Health Services

Nutrition Fact Sheet

Nutrition Fact Sheet

Nutrition and food make the news everyday! Many reports offer information and advice to help you make smart food choices. Just what should you eat for good health? There’s plenty of good news about eating… information that’s easy to follow, too!

A healthful diet has three common-sense qualities: variety, moderation, and balance.

No matter what headlines make the news, nutrition advice remains the same for healthy people. Eat a wide variety of foods within the groups of the food guide pyramid. For balance, choose enough daily servings from each food group. Choose more whole grains and less refined grains. Eat fat with each meal preferably in the form of olive oil, canola oil, avocado, nuts, and seeds while reducing animal fats. And, of course, limit sweets.

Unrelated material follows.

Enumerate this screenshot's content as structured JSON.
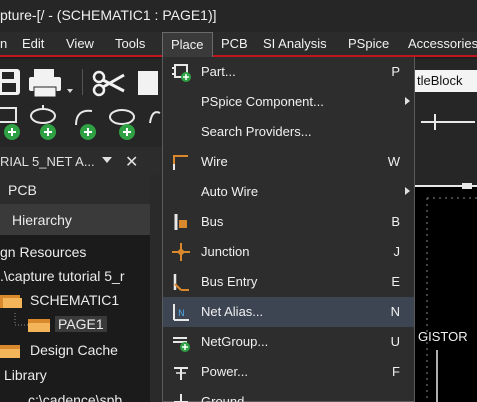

You can eat what you like.

In moderation, any food can fit in an eating pattern that promotes your good health. There are no “good” or “bad” foods and no “good” or “bad” meals or snacks, just good and bad diets.

A variety of nutrient-rich foods fit into the five food groups. That’s good news! Eat primarily foods in each group with less fat, sugar, and sodium.

If you opt for foods with more fat, sugar, or sodium, make trade-offs. For example, build a great sandwich with low-fat deli meats, and then spend the fat savings on an avocado or cheese slice.

You can make healthful food choices anytime, anywhere!

Supermarkets, restaurants, delis, home… almost everywhere; you have plenty of food choices these days.

Besides traditional fare, more good-tasting food choices are readily available today, such as lean meat, fat-free or reduced-fat cheese, and low-fat ice cream. Prepared meals, such as fettucine alfredo and cheese enchiladas, are available in traditional and “leaner” versions. Some foods also are prepared with less sodium or more fiber or calcium. Check the Nutrition Facts panel on food labels to make healthful food selections. Be careful! Sometimes food manufacturers take out one ingredient and add more of another. For example fat may be reduced but more sugar may be added.

Eating out doesn’t need to be a high-calorie, high-fat food experience either. Restaurants, fast-food chains, and delis offer menus with delicious lower-calorie, lower-fat options, along with grains, fruits, and vegetables.

Eating healthy can be convenient and quick.

You can prepare and eat healthful and tasty meals or snacks in no time at all:

  • Keep a supply of quick-to-fix foods on hand: frozen vegetables, pasta, milk, low-fat yogurt, healthfully prepared meals and canned soups, low fat cheese, lean deli meats, and canned beans.
  • Use quick-and-healthy cooking methods, such as stir-frying, broiling, and microwaving.
  • Buy prepared foods, such as pre-cut vegetables, canned beans, or shredded fat-free or reduced-fat cheese.

Healthful foods can taste good.

How can you ensure the great taste of meals and snacks?

  • Retain the quality and flavor of foods with proper food storage, careful handling, and good food preparation techniques.
  • Enhance the natural flavors of foods with a variety of fresh herbs, spices, fruit juices, and vinegars, rather than rich sauces, added sugar, or salt.
  • Buy foods with very low sodium levels and then add salt to taste.

The media can keep you updated on food and nutrition news.

Be a smart consumer of food news. Remember these tips:

  • Read, or listen to, the whole story. Experts’ comments, which often appear at the end, put studies in perspective and sometimes offer a different point of view.
  • Just because it appeared in print or on the airwaves doesn’t necessarily mean that the latest piece of nutrition research is significant for you. Remember, one study isn’t enough to prove anything; the results from one study build on another.
  • Ask questions: Was the study or report from a reputable source? Were the people studied similar to you in age, sex, health condition, and lifestyle? Is the research confirmed by other studies?
  • Find out what is best for your eating style — ask a registered dietitian.

For more information:
The American Dietetic Association/National Center for Nutrition and Dietetics
Consumer Nutrition Hotline 800-366-1655

For more information on nutrition call Maria Cruz, RD x3158.